I have always found the Holidays build to a climax. You can feel the warmth and the spirit leading right up to December 25th. The next day, unfortunately, we are in a rush to remove the decorations and store the lights. We move on too quickly almost as if Christmas never happened. I feel the same way about Hour of Code. This week has been wonderful for promoting Computer Science and coding. My twitter feed has been inundated with Hour of Code events. I have coded with a new group of students who have received it warmly. They thirst for more.
This year’s Hour of Code has received unprecedented coverage. Hadi Padovi from code.org opened the Nasdaq stock exchange and celebrities came out in full force to push computer science. We heard the same alarming statistics that 95% of CS jobs will go unfilled. Millions of students worldwide participated in activities that resembled puzzles. Padovi tweeted a reply to me when I asked how the popularity of HOC compared to last year:
As good as the activities are, they lack some needed elements. The Hour of Code activities are not tied into curriculum. They are a one day event centred on puzzles. One hour is not enough. I would draw a parallel by saying we do not host “hour of gym” or “hour of music” activities once each year.
What happens now? The need for students to learn code and computer science will not disappear over this week. In fact, we resolved very little. My hope is that this week will be a springboard for more coding. If students are to benefit from Hour of Code, we need to:
- Bring Coding into the existing curriculum and into the classroom
- Push STEM and find ways to bring it to every school
- Ensure that every teacher and student is aware of coding, CS and STEM
- Work with High Schools and the job sector to facilitate these programs
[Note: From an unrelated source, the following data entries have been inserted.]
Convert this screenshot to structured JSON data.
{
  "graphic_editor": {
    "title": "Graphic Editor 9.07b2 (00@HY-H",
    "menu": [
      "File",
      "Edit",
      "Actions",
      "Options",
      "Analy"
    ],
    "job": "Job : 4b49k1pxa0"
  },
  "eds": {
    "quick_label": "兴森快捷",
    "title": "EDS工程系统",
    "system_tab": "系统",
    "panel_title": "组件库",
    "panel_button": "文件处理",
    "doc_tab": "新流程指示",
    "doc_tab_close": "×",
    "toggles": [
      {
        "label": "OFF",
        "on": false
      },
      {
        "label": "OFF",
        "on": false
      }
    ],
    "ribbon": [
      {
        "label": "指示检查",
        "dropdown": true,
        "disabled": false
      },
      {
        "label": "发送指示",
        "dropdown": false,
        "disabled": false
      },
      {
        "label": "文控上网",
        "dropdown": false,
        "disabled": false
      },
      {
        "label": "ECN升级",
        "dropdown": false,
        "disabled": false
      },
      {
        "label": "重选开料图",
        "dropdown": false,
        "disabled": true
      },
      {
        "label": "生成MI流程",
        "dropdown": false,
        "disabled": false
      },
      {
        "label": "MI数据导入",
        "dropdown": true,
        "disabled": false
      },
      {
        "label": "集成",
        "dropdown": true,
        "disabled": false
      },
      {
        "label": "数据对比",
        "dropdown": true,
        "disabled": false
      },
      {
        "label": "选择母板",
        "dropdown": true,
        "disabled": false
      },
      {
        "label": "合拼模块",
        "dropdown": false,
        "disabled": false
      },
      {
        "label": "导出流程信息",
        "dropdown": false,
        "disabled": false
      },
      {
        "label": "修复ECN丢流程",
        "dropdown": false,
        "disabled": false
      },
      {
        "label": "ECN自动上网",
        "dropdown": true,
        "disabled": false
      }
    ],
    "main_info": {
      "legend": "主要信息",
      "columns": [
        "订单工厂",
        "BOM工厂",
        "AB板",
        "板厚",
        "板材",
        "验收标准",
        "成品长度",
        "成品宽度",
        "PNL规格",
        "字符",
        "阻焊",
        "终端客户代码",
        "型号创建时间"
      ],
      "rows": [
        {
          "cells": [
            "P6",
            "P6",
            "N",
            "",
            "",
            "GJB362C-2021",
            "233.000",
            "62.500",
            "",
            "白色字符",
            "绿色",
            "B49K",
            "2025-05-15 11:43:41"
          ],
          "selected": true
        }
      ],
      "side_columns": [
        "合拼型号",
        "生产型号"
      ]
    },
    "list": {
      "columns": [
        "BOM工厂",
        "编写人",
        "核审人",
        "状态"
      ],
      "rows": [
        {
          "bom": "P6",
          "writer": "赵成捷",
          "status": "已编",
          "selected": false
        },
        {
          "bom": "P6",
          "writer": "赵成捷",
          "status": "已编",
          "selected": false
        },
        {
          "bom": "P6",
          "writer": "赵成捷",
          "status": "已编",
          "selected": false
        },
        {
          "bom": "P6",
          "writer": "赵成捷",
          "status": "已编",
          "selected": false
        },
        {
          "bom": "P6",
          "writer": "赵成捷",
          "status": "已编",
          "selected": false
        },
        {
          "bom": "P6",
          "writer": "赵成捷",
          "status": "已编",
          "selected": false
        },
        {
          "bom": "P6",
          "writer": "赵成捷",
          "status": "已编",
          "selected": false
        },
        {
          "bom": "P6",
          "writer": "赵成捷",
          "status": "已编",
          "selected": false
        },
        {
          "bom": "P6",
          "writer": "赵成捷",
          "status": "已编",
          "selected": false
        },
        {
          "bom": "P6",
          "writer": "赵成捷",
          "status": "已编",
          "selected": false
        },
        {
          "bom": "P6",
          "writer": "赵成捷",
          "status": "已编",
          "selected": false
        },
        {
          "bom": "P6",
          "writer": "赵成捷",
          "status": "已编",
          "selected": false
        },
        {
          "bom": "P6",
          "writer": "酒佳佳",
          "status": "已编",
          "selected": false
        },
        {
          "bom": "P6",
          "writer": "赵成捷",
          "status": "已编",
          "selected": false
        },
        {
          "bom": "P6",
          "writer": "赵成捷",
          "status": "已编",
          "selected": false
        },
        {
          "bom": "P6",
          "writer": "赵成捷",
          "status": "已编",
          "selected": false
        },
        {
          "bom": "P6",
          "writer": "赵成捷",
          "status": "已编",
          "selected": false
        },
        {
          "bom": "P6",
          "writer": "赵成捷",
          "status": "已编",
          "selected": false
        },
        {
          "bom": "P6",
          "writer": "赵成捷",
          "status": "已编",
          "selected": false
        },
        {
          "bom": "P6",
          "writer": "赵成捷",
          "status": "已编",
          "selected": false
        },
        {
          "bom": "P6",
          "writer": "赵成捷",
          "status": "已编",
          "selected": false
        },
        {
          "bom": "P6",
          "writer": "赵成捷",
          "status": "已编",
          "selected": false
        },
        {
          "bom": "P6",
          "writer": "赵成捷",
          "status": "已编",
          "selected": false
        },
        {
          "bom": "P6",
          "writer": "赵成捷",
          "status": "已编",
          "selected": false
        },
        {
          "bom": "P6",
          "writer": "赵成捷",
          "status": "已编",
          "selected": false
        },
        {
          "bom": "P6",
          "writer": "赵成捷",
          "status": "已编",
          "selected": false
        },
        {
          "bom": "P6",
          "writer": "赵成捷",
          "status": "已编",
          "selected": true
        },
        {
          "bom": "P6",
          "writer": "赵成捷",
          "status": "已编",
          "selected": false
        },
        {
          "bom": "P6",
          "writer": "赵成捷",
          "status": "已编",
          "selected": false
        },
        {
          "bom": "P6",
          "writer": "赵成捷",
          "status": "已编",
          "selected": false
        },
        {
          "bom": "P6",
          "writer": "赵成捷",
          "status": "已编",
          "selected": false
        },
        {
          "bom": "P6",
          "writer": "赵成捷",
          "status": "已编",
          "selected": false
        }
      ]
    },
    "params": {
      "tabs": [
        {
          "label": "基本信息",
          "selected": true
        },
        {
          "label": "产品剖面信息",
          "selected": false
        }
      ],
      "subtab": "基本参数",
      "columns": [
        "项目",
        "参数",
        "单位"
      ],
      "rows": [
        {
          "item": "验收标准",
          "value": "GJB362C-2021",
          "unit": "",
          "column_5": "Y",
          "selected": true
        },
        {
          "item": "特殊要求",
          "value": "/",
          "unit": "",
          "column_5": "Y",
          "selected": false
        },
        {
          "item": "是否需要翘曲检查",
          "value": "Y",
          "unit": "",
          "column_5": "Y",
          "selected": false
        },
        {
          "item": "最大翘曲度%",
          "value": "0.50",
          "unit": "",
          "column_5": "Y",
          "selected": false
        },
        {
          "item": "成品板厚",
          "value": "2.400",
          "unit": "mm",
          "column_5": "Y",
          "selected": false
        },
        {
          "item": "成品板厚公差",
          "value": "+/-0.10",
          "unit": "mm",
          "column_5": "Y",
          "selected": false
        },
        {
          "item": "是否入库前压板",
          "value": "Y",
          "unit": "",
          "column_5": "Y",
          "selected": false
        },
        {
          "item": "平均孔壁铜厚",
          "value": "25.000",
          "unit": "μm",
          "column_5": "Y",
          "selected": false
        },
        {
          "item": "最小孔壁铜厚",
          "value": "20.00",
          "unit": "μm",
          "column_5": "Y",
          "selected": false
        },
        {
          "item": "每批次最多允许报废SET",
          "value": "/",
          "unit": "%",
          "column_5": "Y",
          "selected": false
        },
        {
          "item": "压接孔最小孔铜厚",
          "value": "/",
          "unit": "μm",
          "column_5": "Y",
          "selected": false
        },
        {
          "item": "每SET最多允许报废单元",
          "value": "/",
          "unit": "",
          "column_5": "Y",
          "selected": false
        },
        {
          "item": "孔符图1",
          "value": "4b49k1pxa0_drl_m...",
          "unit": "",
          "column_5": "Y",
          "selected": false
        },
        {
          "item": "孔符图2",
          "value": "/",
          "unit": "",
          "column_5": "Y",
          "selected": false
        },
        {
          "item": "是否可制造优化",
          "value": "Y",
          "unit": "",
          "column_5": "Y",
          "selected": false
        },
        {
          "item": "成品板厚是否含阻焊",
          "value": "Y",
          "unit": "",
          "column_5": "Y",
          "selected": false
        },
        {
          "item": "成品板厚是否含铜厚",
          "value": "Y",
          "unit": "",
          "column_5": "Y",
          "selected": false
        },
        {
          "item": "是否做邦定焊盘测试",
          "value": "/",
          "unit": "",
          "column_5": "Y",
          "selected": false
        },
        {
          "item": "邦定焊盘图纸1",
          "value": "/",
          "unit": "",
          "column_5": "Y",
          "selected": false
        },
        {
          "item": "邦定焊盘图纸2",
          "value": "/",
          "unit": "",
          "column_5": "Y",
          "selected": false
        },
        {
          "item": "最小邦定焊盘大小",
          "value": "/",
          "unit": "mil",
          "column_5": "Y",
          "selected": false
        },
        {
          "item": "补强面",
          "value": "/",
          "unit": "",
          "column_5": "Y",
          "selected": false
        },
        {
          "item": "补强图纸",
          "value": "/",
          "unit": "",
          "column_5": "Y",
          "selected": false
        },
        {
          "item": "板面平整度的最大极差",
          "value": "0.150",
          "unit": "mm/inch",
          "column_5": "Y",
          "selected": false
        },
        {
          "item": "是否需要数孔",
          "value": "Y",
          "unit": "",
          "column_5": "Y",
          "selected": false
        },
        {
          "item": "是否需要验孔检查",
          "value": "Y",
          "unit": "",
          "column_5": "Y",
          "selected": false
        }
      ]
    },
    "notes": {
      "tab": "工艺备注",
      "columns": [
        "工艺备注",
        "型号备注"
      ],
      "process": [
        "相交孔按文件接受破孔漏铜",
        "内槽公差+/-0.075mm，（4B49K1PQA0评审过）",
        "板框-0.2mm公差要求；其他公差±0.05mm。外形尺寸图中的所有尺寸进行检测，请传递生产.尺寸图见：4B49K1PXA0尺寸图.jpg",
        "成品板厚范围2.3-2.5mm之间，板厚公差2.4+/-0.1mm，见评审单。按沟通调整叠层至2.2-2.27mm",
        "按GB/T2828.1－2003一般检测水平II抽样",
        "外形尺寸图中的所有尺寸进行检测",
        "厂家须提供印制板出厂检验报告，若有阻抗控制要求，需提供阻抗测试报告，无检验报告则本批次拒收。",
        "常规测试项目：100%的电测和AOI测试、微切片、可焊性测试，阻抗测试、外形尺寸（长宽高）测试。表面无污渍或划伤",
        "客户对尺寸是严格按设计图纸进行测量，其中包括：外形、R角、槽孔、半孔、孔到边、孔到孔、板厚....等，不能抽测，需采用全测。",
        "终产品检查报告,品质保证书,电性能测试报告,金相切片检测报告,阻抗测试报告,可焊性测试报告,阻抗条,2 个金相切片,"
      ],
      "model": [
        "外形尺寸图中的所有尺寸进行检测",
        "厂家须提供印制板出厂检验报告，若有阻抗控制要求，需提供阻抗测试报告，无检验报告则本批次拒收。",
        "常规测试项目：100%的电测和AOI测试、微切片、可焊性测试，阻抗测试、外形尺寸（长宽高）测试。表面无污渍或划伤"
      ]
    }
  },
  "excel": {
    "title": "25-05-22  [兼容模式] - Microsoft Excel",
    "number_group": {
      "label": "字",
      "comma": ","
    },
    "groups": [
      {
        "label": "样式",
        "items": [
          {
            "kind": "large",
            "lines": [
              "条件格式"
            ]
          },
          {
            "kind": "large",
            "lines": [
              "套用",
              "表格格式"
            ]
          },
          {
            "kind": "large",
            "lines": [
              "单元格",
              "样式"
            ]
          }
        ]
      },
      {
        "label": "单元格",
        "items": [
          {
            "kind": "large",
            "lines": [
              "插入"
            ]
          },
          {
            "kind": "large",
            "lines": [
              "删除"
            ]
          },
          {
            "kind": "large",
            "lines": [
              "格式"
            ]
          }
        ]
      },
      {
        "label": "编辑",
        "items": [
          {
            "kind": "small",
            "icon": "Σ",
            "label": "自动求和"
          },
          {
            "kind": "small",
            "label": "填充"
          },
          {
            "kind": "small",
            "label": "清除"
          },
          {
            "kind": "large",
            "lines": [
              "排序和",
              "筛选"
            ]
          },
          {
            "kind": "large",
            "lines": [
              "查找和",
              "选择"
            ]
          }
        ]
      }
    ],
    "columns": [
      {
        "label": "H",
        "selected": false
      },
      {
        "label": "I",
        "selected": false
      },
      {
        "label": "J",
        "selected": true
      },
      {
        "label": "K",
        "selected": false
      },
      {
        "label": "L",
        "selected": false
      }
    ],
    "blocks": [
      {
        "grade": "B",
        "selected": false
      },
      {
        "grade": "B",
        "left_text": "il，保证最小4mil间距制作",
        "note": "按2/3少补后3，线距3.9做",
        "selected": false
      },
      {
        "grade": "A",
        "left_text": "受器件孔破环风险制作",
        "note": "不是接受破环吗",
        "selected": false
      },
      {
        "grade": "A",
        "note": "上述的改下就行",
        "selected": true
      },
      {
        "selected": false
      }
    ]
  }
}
Referring back to Hadi Padovi, he said that he will not stop until every school provides access to Computer Science. We know the need exists. In preparing a presentation for BIT2015, I asked a few of my students how they felt about coding. Their responses were more than what I expected:
I am really good at math. I usually finished my work and just put it aside. Coding allows me to dig deeper. It challenged me to do more than what was expected.
I really like coding. I understand how it relates to computers. It pushed me to understand math and science more. I’m glad to have the choice to code even if I prefer to use Minecraft at times.
In conclusion, I ask that you read my dear friend and colleague’s post on the same topic: “Beyond the Hour of Code” by Brian Aspinall. We are working together to come up with a plan for teachers to bring coding beyond that single hour. I also ask the School Boards across the province to tell me how they plan to support coding and computer science in the future. It is not time to take down the decorations yet. We need to find a place for coding in every school.